[[ Data for processing, beginning ]]

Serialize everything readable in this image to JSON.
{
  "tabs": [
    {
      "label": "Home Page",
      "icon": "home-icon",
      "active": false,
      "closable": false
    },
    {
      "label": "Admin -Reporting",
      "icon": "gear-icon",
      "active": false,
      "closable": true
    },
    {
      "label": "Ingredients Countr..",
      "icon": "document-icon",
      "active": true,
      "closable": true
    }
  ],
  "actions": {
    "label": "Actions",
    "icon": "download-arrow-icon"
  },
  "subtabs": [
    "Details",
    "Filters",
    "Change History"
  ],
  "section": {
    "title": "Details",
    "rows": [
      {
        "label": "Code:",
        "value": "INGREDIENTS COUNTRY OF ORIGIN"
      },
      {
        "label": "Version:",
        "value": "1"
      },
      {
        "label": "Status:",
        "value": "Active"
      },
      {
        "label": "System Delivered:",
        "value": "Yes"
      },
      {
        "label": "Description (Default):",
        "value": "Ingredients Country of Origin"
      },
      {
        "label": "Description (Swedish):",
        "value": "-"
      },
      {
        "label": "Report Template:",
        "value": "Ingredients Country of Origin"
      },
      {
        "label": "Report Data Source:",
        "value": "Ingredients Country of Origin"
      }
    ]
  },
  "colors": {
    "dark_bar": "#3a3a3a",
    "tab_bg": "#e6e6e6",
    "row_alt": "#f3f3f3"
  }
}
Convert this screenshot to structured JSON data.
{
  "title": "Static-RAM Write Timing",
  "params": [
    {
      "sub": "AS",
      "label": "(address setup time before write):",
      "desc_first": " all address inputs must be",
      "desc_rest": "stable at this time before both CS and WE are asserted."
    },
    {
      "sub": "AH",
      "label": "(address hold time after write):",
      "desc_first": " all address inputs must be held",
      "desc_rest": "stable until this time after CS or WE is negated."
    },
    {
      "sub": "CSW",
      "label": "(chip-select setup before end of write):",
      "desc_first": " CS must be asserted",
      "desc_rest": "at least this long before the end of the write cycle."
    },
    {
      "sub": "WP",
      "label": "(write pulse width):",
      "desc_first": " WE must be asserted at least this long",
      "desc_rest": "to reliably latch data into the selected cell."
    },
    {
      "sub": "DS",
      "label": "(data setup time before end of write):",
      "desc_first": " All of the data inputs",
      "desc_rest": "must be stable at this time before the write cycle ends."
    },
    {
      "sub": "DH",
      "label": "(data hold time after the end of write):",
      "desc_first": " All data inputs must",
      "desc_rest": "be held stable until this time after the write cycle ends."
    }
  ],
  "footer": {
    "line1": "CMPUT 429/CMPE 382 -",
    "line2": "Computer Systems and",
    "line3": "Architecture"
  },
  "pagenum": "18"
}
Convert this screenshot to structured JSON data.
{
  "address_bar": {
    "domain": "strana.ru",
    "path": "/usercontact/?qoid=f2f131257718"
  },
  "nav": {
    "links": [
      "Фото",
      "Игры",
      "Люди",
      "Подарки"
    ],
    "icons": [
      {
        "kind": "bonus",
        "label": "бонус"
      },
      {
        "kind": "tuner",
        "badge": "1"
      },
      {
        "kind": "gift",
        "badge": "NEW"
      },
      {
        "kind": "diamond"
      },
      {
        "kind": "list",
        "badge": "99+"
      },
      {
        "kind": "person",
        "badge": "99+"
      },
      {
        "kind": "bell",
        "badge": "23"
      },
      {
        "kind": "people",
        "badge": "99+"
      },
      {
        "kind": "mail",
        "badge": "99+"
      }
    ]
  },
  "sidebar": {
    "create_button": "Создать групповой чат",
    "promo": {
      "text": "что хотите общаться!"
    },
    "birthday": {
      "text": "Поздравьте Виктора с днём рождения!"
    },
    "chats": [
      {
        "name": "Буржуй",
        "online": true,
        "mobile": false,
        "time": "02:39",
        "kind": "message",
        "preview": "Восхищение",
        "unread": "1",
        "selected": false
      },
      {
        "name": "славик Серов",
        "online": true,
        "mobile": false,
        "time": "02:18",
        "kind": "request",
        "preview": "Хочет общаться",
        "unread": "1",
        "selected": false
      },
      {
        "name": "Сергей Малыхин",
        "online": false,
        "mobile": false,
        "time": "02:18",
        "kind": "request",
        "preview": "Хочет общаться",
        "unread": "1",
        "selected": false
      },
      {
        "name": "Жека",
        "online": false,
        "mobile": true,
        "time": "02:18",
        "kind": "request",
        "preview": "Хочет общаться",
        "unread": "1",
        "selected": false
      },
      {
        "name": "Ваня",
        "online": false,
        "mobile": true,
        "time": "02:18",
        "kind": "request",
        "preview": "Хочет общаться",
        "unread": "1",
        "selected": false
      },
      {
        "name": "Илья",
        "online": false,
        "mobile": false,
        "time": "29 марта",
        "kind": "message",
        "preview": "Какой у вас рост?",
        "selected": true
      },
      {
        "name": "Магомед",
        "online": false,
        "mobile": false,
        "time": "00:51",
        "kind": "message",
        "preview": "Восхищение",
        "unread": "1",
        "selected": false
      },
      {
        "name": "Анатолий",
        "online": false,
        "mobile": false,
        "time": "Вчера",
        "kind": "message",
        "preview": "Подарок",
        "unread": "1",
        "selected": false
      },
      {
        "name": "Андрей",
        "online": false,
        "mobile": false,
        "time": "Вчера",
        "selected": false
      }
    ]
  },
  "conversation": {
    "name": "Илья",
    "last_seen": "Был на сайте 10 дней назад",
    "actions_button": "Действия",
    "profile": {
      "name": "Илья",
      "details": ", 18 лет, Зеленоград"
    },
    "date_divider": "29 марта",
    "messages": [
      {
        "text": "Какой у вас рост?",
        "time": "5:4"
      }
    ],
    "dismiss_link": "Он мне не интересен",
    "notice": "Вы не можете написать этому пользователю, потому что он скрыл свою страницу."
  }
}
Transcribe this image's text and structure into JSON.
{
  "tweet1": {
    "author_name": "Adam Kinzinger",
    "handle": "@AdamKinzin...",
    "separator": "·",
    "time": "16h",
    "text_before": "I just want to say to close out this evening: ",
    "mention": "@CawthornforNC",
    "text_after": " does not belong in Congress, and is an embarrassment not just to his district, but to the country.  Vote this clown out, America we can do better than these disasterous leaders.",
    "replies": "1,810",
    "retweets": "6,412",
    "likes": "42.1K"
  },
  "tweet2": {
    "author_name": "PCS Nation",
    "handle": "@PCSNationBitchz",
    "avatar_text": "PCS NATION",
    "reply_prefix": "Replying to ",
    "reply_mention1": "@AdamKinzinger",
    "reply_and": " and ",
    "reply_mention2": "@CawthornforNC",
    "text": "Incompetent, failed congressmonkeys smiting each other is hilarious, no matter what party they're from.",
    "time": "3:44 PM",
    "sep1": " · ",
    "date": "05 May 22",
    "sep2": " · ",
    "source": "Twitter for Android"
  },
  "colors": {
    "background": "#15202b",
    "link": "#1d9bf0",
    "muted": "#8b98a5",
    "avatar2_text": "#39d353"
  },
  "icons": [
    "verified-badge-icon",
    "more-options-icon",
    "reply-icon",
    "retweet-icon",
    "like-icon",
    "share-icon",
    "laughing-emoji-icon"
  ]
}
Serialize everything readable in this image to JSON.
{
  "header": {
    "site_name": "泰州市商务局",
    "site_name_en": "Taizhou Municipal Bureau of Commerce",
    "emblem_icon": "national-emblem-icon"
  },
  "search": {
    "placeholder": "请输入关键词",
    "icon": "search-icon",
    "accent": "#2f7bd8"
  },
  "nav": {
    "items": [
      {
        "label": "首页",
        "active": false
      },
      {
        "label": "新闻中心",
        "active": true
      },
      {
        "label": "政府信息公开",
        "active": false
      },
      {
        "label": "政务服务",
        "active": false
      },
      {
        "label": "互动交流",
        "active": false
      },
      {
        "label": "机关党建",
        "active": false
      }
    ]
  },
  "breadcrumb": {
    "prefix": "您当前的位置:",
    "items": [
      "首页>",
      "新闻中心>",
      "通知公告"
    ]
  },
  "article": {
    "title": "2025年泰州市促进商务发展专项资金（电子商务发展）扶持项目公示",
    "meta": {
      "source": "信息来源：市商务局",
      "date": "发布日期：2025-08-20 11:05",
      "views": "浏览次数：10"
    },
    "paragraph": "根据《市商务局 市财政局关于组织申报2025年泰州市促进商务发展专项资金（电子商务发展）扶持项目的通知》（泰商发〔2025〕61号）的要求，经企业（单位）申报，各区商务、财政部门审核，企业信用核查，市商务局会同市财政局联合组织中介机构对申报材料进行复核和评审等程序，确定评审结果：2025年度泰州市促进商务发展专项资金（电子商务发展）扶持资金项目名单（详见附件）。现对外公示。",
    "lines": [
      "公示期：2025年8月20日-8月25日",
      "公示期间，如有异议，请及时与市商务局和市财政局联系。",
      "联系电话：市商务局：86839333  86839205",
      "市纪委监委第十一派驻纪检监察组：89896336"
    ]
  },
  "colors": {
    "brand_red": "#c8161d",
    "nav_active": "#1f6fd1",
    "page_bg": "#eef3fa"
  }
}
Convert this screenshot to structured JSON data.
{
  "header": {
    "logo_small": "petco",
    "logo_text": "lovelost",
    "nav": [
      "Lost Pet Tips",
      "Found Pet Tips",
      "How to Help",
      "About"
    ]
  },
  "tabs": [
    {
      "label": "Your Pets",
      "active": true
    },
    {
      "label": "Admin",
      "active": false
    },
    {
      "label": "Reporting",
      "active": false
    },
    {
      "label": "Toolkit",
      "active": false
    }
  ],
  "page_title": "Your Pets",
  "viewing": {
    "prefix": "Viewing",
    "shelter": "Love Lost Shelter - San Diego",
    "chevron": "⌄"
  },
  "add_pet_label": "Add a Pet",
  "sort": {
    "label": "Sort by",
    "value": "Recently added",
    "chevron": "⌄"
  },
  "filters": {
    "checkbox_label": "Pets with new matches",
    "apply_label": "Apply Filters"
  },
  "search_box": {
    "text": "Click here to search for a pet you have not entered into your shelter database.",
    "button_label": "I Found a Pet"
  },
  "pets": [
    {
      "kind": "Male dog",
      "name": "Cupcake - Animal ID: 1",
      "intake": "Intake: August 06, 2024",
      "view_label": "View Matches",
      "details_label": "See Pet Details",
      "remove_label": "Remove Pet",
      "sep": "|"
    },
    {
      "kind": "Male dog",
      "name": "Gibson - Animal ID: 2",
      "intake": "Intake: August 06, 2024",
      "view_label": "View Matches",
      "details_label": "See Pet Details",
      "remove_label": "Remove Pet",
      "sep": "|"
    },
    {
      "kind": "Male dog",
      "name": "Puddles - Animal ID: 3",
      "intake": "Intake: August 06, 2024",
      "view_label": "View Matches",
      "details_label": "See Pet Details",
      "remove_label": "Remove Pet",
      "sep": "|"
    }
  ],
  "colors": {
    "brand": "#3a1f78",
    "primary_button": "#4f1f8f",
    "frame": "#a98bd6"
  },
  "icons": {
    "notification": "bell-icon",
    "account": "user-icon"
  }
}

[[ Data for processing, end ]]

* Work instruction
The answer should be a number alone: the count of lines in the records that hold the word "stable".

* Written answer
4